Colorado legislators will have the opportunity to slow an ongoing environmental crisis in the current session with the pending introduction of a bill to restrict consumer sale and use of certain systemic pesticides that have been shown to take a heavy toll on honeybees and other pollinators.
Billed as the Pollinator Protection Act, and primed for introduction at the Legislature possibly later this week, the measure would restrict consumer sale and use of certain neonicotinoids and Sulfoxaflor, taking them off the shelves of local nurseries and large retail stores.
It would mandate the Colorado Department of Agriculture to put neonicotinoids and Sulfoxaflor on the state’s Restricted Use Pesticide List, after conducting its standard review process.
The bill in the house is being cosponsored by state Reps. Sonya Jaquez Lewis, D-Boulder County, and Cathy Kipp, D-Fort Collins.
“We have to do something to save the bees, because if we don’t have bees, we don’t have food,” Jaquez Lewis said. “I also come from a ranching farming family background in southern Colorado, and if we don’t have pollinators, then we don’t have the crops that basically feed us. And that’s why I stepped up on this bill.”

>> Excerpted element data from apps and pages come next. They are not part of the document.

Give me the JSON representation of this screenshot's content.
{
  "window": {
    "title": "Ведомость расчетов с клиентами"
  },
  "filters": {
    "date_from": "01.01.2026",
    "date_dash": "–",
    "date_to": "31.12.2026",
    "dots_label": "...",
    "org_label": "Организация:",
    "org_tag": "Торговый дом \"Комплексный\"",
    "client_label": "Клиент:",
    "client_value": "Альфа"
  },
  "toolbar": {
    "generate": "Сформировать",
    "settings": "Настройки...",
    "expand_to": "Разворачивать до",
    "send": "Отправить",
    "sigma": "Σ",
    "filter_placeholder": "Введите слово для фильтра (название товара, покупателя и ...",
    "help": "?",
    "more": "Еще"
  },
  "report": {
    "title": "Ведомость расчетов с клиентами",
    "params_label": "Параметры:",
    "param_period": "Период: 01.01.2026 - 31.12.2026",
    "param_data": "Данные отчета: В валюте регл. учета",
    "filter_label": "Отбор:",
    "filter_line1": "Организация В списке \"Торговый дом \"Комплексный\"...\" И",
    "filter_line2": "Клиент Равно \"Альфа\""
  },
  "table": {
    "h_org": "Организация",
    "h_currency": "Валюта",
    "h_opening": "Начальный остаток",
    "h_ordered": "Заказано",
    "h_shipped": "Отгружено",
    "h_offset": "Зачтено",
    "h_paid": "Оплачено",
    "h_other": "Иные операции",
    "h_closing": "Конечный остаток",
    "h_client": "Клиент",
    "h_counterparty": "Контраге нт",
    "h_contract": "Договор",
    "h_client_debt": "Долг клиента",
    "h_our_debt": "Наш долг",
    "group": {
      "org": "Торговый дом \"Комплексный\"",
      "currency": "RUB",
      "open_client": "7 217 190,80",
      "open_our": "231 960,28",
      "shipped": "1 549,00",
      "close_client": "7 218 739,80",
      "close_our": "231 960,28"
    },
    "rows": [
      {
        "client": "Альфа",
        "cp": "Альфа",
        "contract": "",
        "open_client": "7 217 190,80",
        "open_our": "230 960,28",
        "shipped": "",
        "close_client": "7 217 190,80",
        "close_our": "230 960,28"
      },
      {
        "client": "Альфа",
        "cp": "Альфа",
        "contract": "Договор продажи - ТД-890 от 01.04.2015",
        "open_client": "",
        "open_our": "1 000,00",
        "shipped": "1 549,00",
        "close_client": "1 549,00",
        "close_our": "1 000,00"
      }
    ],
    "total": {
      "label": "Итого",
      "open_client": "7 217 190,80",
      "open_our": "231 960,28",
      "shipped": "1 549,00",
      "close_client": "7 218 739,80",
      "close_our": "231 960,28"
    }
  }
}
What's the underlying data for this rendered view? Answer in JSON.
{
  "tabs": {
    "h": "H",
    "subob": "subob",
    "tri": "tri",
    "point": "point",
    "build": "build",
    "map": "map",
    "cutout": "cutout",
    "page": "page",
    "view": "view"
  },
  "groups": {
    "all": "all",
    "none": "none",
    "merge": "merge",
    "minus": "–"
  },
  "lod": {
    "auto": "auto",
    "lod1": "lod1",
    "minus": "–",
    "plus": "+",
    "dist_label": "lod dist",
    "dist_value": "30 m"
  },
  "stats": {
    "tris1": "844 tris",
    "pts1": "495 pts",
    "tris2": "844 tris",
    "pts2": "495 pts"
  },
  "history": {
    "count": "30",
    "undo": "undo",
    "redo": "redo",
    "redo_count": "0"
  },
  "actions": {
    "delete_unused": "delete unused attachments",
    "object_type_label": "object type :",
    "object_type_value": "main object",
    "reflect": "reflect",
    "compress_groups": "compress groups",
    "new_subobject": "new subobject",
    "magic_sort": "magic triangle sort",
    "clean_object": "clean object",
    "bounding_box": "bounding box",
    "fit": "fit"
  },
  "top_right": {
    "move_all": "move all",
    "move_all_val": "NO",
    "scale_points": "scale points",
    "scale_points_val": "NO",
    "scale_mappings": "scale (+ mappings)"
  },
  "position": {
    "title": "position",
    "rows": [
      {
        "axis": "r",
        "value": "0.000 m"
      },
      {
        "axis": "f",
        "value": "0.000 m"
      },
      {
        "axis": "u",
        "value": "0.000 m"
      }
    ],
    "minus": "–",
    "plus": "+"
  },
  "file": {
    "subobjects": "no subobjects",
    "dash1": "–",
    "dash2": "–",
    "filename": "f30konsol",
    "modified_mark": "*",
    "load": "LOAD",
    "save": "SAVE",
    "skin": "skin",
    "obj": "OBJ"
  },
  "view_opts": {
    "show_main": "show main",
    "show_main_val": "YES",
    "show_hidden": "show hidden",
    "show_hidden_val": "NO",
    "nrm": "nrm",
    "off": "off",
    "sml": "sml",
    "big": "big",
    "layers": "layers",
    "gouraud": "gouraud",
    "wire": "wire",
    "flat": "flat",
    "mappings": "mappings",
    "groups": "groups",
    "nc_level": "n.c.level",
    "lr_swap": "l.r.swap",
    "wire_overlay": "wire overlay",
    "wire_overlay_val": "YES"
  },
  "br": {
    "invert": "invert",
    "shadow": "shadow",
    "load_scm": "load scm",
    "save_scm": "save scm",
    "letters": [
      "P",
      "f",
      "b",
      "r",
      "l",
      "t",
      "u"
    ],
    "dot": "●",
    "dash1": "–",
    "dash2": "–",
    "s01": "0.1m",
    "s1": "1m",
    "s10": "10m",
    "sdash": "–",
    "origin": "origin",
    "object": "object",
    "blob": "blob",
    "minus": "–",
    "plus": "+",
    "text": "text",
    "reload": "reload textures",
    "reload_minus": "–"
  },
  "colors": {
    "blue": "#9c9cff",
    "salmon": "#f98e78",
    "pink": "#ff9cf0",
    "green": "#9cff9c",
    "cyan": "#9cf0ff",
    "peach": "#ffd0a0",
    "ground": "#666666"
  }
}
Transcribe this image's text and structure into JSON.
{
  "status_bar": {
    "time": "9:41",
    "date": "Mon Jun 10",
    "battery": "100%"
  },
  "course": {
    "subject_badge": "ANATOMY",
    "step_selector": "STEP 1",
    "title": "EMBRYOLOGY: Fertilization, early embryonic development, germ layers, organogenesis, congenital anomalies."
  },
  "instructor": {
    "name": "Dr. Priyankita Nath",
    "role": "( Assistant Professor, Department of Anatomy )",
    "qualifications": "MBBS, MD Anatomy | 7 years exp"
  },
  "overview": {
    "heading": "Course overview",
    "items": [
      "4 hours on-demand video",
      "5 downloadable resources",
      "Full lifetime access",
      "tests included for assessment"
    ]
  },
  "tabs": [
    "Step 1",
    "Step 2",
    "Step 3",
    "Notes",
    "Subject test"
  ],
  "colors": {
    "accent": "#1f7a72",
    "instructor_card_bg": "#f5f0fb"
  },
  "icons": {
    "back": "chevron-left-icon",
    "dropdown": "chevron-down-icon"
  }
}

The bill exempts licensed applicators including landscapers and other commercial users, and “private applicators,” such as farmers.
Jaquez Lewis acknowledged the bill is not as far reaching as perhaps some might wish.
“It‘s a great first step,” she said. “We can control some of the consumer use, which does contribute (to compromising pollinator health), and I think that if you look at the other states that are running similar bills, I think the majority of them are starting with this.
“And then, we can evaluate what we need to do from there. I think it sends a great message to all Coloradans that we need to be careful with what we’re spraying and what we’re doing with our yards, and our gardens and our public spaces.”
Kipp said the bill has another strong supporter under her own roof.
“My husband is continually trying to build bee habitat in our yard,” she said. “And I have heard about this continually from constituents in our area, that they are concerned about the decline of the bee population in Colorado. And it has bipartisan support in the senate.”
Environment Colorado, which is backing the bill, cites statistics showing Colorado boasts 946 bee species, and in a study of more than 1,400 native bee species across the country, more than half are declining. It also cited a United States Department of Agriculture report that the number of honey bee colonies in the country has dropped nearly three-fold since the 1940s, down from 6 million to about 2.5 million today.
Additionally, the nonprofit advocacy group cited a 23% colony loss for Colorado beekeepers from January to March 2018, and a 38% colony loss nationwide over the 2018-2019 season.
Adair Andre, Environment Colorado No Bees No Food advocate, also called the bill an important “first step” in turning the disturbing trend around.
“Neonics and similar pesticides harm more than just our most important pollinators. They persist and accumulate in our water and soil for years,” she said “Three other states have restricted them, and for the sake of our ecosystems and food supply, Colorado needs to get on board.”
Environment Colorado reports it has collected 22,398 petition signatures from Colorado residents calling for action to restrict the targeted pesticides. It has also gathered support so far from 32 small farmers, 60 business owners and nonprofits, and 39 beekeepers or entomologists.
Colorado would not be the first state to pass such a measure. Maryland was the pioneer on this issue, restricting the private sale of neonicotinoids in 2016, with Vermont and Connecticut then following suit. California, Oregon and Minnesota are also pursuing initiatives to protect their bee populations.
The issue has also grabbed the attention of First Gentleman Marlon Reis, who spoke at a press conference last week announcing the bill.
“Native pollinators are crucial because they provide pollination services for agricultural crops in our communities,” Reis said. “Fully 70% of the food we grow depends on these vital pollinators. I appreciate the efforts of Rep. Jaquez Lewis and Rep. Kipp to continue to elevate this important issue that is critical to our way of life.”
Colorado legislators in 2017 passed a resolution designating Interstate 76 from Denver to Nebraska as “Colorado Pollinator Highway.” Additionally, Reis’s partner, Colorado Gov. Jared Polis, signed a proclamation in 2019 recognizing the importance of pollinators, declaring a Colorado Pollinator Week.
“Stakeholder support” for the bill claimed by Environmental Colorado includes the Colorado Sierra Club, the People and Pollinators Action Network, the Inland Ocean Coalition and Boulder.
“The city banned neonicotinoids on city properties in 2015 due to concerns about the impacts on bees and other beneficial insects,” Rella Abernathy, Boulder’s applied ecological programs coordinator,” wrote in an email.
“Because these products are water soluble, they make their way into the creek system where they’ve been detected at levels that can harm aquatic insects. Many people don’t realize that neonicotinoids are in consumer products, so by removing this source, it will help to protect biodiversity and water quality.”